What Is Early Menopause?
Menopause is a transition marking the end of a woman's menstrual cycles. During menopause, the female body begins to slow production of sex hormones like estrogen, progesterone and testosterone, resulting in missed or infrequent periods, as well as anovulation. It may also bring some unpleasant symptoms, such as mood swings, loss of libido, vaginal dryness and hot flashes.
In most women, menopause occurs between the ages of 40-55. When a woman begins experiencing menopausal symptoms before age 40, she is experiencing early menopause. Early menopause can be caused by genetics, medical procedures like hysterectomies, certain medications and smoking.
Can I Get Pregnant during Early Menopause?
Yes. As long as a woman is still getting her period, she may become pregnant. Even if she misses a period or her periods become infrequent, pregnancy is still possible, although not probable.
However, women who are going through early menopause should be aware that even if they are menstruating, they may experience anovulation, which occurs when a woman has her period but her body does not release an egg.
What Are My Options?
Women experiencing early menopause and wish to get pregnant should consult with a health care professional as soon as possible in order to weigh their options. One popular approach is the use of in-vitro fertilization, which involves the injection of fertility drugs to stimulate the ovaries.
For women looking for a more natural option, it's been suggested using phytoestrogenic herbs may increase fertility. Phytoestrogens are plant-based compounds found in many herbs (e.g., dong quai) that mimic the effects of estrogen in the body, helping restore natural hormone levels and increase fertility.
Women going through early menopause should seek treatment, as imbalanced hormone levels put them at an increased risk for certain diseases, like breast cancer, heart disease and osteoporosis. Click here for more information about early menopause treatments.
- BMJ Group. "Menopause: What is it?" Patient Leaflet. 2007.
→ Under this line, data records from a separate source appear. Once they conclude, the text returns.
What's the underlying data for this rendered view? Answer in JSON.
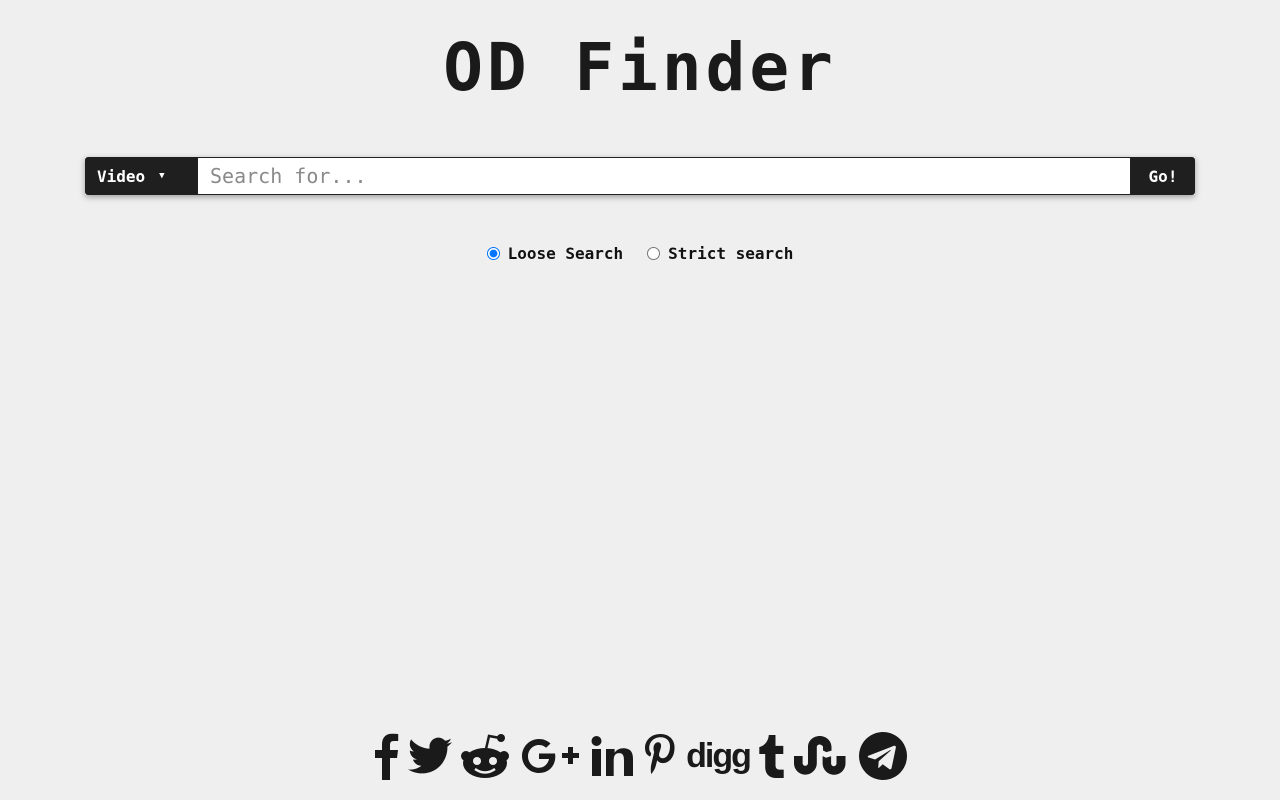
{
  "app": {
    "title": "OD Finder"
  },
  "search": {
    "type_label": "Video",
    "placeholder": "Search for...",
    "value": "",
    "go_label": "Go!"
  },
  "search_modes": [
    {
      "label": "Loose Search",
      "checked": true
    },
    {
      "label": "Strict search",
      "checked": false
    }
  ],
  "share": {
    "digg_label": "digg",
    "icons": [
      "facebook-icon",
      "twitter-icon",
      "reddit-icon",
      "google-plus-icon",
      "linkedin-icon",
      "pinterest-icon",
      "digg-icon",
      "tumblr-icon",
      "stumbleupon-icon",
      "telegram-icon"
    ]
  },
  "colors": {
    "background": "#efefef",
    "dark": "#1f1f1f",
    "radio_accent": "#1a73e8"
  }
}
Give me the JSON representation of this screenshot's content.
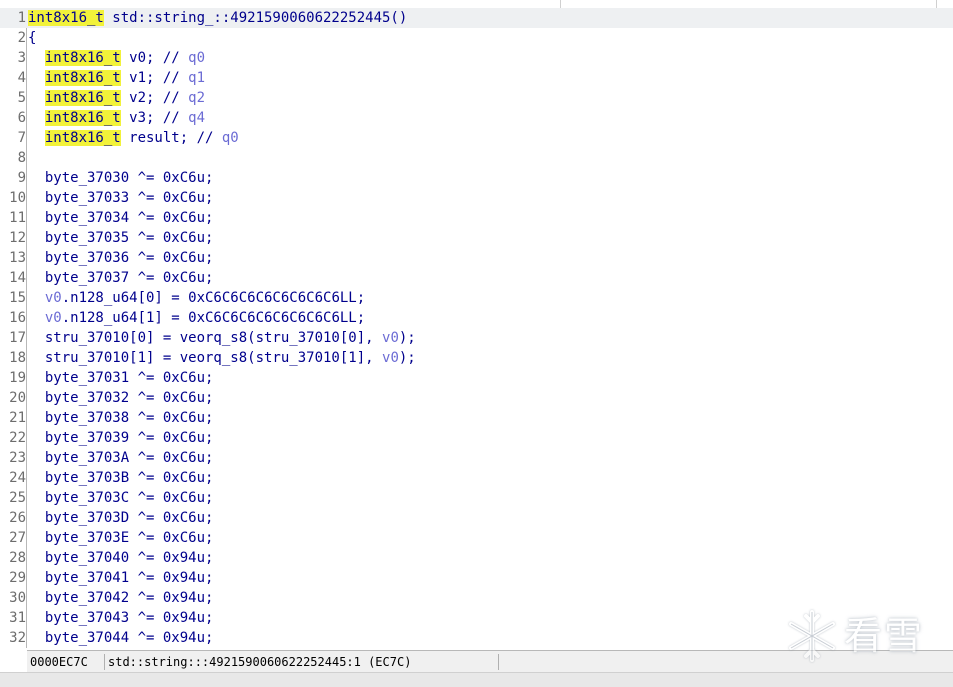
{
  "status_bar": {
    "address": "0000EC7C",
    "location": "std::string:::4921590060622252445:1 (EC7C)"
  },
  "watermark": {
    "text": "看雪",
    "logo": "snowflake-logo"
  },
  "colors": {
    "type_highlight": "#f2f23a",
    "code_text": "#00008c",
    "variable": "#6b6bd4",
    "gutter_border": "#b8b8b8"
  },
  "lines": [
    {
      "n": "1",
      "tokens": [
        {
          "t": "int8x16_t",
          "k": "hl"
        },
        {
          "t": " std::string_::4921590060622252445()",
          "k": "p"
        }
      ]
    },
    {
      "n": "2",
      "tokens": [
        {
          "t": "{",
          "k": "p"
        }
      ]
    },
    {
      "n": "3",
      "tokens": [
        {
          "t": "  ",
          "k": "p"
        },
        {
          "t": "int8x16_t",
          "k": "hl"
        },
        {
          "t": " v0; // ",
          "k": "p"
        },
        {
          "t": "q0",
          "k": "v"
        }
      ]
    },
    {
      "n": "4",
      "tokens": [
        {
          "t": "  ",
          "k": "p"
        },
        {
          "t": "int8x16_t",
          "k": "hl"
        },
        {
          "t": " v1; // ",
          "k": "p"
        },
        {
          "t": "q1",
          "k": "v"
        }
      ]
    },
    {
      "n": "5",
      "tokens": [
        {
          "t": "  ",
          "k": "p"
        },
        {
          "t": "int8x16_t",
          "k": "hl"
        },
        {
          "t": " v2; // ",
          "k": "p"
        },
        {
          "t": "q2",
          "k": "v"
        }
      ]
    },
    {
      "n": "6",
      "tokens": [
        {
          "t": "  ",
          "k": "p"
        },
        {
          "t": "int8x16_t",
          "k": "hl"
        },
        {
          "t": " v3; // ",
          "k": "p"
        },
        {
          "t": "q4",
          "k": "v"
        }
      ]
    },
    {
      "n": "7",
      "tokens": [
        {
          "t": "  ",
          "k": "p"
        },
        {
          "t": "int8x16_t",
          "k": "hl"
        },
        {
          "t": " result; // ",
          "k": "p"
        },
        {
          "t": "q0",
          "k": "v"
        }
      ]
    },
    {
      "n": "8",
      "tokens": []
    },
    {
      "n": "9",
      "tokens": [
        {
          "t": "  byte_37030 ^= 0xC6u;",
          "k": "p"
        }
      ]
    },
    {
      "n": "10",
      "tokens": [
        {
          "t": "  byte_37033 ^= 0xC6u;",
          "k": "p"
        }
      ]
    },
    {
      "n": "11",
      "tokens": [
        {
          "t": "  byte_37034 ^= 0xC6u;",
          "k": "p"
        }
      ]
    },
    {
      "n": "12",
      "tokens": [
        {
          "t": "  byte_37035 ^= 0xC6u;",
          "k": "p"
        }
      ]
    },
    {
      "n": "13",
      "tokens": [
        {
          "t": "  byte_37036 ^= 0xC6u;",
          "k": "p"
        }
      ]
    },
    {
      "n": "14",
      "tokens": [
        {
          "t": "  byte_37037 ^= 0xC6u;",
          "k": "p"
        }
      ]
    },
    {
      "n": "15",
      "tokens": [
        {
          "t": "  ",
          "k": "p"
        },
        {
          "t": "v0",
          "k": "v"
        },
        {
          "t": ".n128_u64[0] = 0xC6C6C6C6C6C6C6C6LL;",
          "k": "p"
        }
      ]
    },
    {
      "n": "16",
      "tokens": [
        {
          "t": "  ",
          "k": "p"
        },
        {
          "t": "v0",
          "k": "v"
        },
        {
          "t": ".n128_u64[1] = 0xC6C6C6C6C6C6C6C6LL;",
          "k": "p"
        }
      ]
    },
    {
      "n": "17",
      "tokens": [
        {
          "t": "  stru_37010[0] = veorq_s8(stru_37010[0], ",
          "k": "p"
        },
        {
          "t": "v0",
          "k": "v"
        },
        {
          "t": ");",
          "k": "p"
        }
      ]
    },
    {
      "n": "18",
      "tokens": [
        {
          "t": "  stru_37010[1] = veorq_s8(stru_37010[1], ",
          "k": "p"
        },
        {
          "t": "v0",
          "k": "v"
        },
        {
          "t": ");",
          "k": "p"
        }
      ]
    },
    {
      "n": "19",
      "tokens": [
        {
          "t": "  byte_37031 ^= 0xC6u;",
          "k": "p"
        }
      ]
    },
    {
      "n": "20",
      "tokens": [
        {
          "t": "  byte_37032 ^= 0xC6u;",
          "k": "p"
        }
      ]
    },
    {
      "n": "21",
      "tokens": [
        {
          "t": "  byte_37038 ^= 0xC6u;",
          "k": "p"
        }
      ]
    },
    {
      "n": "22",
      "tokens": [
        {
          "t": "  byte_37039 ^= 0xC6u;",
          "k": "p"
        }
      ]
    },
    {
      "n": "23",
      "tokens": [
        {
          "t": "  byte_3703A ^= 0xC6u;",
          "k": "p"
        }
      ]
    },
    {
      "n": "24",
      "tokens": [
        {
          "t": "  byte_3703B ^= 0xC6u;",
          "k": "p"
        }
      ]
    },
    {
      "n": "25",
      "tokens": [
        {
          "t": "  byte_3703C ^= 0xC6u;",
          "k": "p"
        }
      ]
    },
    {
      "n": "26",
      "tokens": [
        {
          "t": "  byte_3703D ^= 0xC6u;",
          "k": "p"
        }
      ]
    },
    {
      "n": "27",
      "tokens": [
        {
          "t": "  byte_3703E ^= 0xC6u;",
          "k": "p"
        }
      ]
    },
    {
      "n": "28",
      "tokens": [
        {
          "t": "  byte_37040 ^= 0x94u;",
          "k": "p"
        }
      ]
    },
    {
      "n": "29",
      "tokens": [
        {
          "t": "  byte_37041 ^= 0x94u;",
          "k": "p"
        }
      ]
    },
    {
      "n": "30",
      "tokens": [
        {
          "t": "  byte_37042 ^= 0x94u;",
          "k": "p"
        }
      ]
    },
    {
      "n": "31",
      "tokens": [
        {
          "t": "  byte_37043 ^= 0x94u;",
          "k": "p"
        }
      ]
    },
    {
      "n": "32",
      "tokens": [
        {
          "t": "  byte_37044 ^= 0x94u;",
          "k": "p"
        }
      ]
    }
  ]
}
- Hopkins, Virginia. Lee, John R. M.D. What Your Doctor May Not Tell You About Menopause. New York: Warner Books Inc., 1996.
- Love, Susan M.D. Menopause and Hormone Book. New York: Three Rivers Press, 2003.
- Martin, Raquel. The Estrogen Alternative. Rochester, VT: Healing Arts Press, 2000.